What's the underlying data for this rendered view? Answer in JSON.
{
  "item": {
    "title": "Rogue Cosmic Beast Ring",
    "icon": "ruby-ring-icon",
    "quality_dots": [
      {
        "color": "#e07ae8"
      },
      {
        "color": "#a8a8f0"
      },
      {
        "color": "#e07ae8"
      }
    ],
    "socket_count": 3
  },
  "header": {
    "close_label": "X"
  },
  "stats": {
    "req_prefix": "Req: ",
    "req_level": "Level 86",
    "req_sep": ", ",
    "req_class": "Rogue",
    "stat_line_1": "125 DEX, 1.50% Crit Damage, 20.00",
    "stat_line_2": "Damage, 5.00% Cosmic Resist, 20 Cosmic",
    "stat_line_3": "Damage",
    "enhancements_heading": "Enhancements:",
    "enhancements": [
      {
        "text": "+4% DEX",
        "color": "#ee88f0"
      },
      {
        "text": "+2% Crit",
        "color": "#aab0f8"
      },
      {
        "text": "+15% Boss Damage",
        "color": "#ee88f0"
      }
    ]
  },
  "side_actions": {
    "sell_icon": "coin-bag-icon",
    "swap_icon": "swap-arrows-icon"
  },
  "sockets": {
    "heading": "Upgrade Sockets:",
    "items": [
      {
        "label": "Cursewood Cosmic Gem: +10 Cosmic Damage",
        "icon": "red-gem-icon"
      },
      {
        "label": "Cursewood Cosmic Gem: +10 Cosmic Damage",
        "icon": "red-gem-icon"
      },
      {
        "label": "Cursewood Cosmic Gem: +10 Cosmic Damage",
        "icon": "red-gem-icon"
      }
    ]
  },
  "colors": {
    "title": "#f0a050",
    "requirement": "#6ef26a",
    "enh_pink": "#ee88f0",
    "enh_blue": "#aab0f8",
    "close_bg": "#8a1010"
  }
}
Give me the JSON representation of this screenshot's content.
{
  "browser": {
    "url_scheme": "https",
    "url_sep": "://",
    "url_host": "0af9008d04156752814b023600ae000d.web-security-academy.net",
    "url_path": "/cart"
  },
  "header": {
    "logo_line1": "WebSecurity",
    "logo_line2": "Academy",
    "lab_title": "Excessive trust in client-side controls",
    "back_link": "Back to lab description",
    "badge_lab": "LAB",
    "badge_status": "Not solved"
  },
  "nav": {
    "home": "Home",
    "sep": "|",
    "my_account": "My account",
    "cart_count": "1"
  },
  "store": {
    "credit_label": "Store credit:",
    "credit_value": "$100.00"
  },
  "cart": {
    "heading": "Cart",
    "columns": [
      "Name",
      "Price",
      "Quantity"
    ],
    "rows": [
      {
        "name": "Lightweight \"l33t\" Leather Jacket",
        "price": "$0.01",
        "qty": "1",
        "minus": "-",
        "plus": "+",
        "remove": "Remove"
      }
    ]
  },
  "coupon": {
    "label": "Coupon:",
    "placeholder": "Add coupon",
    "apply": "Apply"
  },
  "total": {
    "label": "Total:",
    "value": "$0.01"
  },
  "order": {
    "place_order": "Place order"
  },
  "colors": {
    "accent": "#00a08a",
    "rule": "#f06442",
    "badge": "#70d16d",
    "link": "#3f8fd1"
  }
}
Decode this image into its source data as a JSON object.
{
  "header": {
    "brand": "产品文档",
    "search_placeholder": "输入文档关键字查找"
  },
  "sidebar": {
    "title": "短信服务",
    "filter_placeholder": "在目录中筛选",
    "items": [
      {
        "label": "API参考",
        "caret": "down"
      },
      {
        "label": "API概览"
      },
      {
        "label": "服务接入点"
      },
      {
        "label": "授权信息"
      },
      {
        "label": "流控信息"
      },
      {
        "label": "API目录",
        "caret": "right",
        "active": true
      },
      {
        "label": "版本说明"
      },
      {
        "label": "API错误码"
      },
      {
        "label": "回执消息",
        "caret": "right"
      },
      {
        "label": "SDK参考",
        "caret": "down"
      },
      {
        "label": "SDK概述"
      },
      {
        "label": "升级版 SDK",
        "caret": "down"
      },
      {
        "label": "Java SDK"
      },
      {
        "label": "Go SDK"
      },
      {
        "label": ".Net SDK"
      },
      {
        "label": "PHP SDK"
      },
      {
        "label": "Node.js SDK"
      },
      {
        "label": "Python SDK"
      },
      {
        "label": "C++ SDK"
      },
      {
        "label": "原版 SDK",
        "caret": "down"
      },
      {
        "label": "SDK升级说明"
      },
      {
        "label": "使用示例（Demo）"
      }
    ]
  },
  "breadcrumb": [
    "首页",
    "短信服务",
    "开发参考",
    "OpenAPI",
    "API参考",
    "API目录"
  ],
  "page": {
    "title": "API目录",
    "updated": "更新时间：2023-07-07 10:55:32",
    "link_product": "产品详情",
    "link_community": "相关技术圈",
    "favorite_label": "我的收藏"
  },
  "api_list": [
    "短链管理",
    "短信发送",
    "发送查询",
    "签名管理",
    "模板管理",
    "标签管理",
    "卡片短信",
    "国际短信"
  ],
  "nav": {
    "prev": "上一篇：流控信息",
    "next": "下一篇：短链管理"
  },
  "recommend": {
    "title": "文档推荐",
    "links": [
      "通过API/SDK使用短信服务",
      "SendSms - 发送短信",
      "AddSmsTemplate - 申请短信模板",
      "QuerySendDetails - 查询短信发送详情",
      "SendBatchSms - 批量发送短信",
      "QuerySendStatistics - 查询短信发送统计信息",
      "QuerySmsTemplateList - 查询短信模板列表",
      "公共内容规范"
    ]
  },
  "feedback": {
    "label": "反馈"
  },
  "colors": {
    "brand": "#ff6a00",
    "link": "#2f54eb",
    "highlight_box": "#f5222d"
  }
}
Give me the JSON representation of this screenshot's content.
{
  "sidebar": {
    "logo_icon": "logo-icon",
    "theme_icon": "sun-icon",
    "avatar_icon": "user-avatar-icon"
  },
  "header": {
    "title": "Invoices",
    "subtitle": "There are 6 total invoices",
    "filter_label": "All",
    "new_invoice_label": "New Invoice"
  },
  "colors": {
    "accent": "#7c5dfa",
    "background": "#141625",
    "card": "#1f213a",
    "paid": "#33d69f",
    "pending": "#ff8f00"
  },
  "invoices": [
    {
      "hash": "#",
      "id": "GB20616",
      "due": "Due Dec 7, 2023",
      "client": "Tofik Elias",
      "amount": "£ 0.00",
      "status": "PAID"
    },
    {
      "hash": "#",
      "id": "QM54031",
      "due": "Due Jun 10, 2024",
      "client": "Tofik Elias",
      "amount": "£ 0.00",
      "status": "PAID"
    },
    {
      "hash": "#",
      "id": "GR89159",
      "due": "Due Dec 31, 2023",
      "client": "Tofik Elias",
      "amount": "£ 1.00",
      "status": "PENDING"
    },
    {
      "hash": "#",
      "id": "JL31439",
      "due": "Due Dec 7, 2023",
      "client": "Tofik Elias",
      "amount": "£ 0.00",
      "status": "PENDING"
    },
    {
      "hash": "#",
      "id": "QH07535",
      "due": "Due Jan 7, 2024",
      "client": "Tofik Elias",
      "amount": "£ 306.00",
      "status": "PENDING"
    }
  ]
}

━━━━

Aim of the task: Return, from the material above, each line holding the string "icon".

Solved exercise:
    "icon": "ruby-ring-icon",
    "sell_icon": "coin-bag-icon",
    "swap_icon": "swap-arrows-icon"
        "icon": "red-gem-icon"
        "icon": "red-gem-icon"
        "icon": "red-gem-icon"
    "logo_icon": "logo-icon",
    "theme_icon": "sun-icon",
    "avatar_icon": "user-avatar-icon"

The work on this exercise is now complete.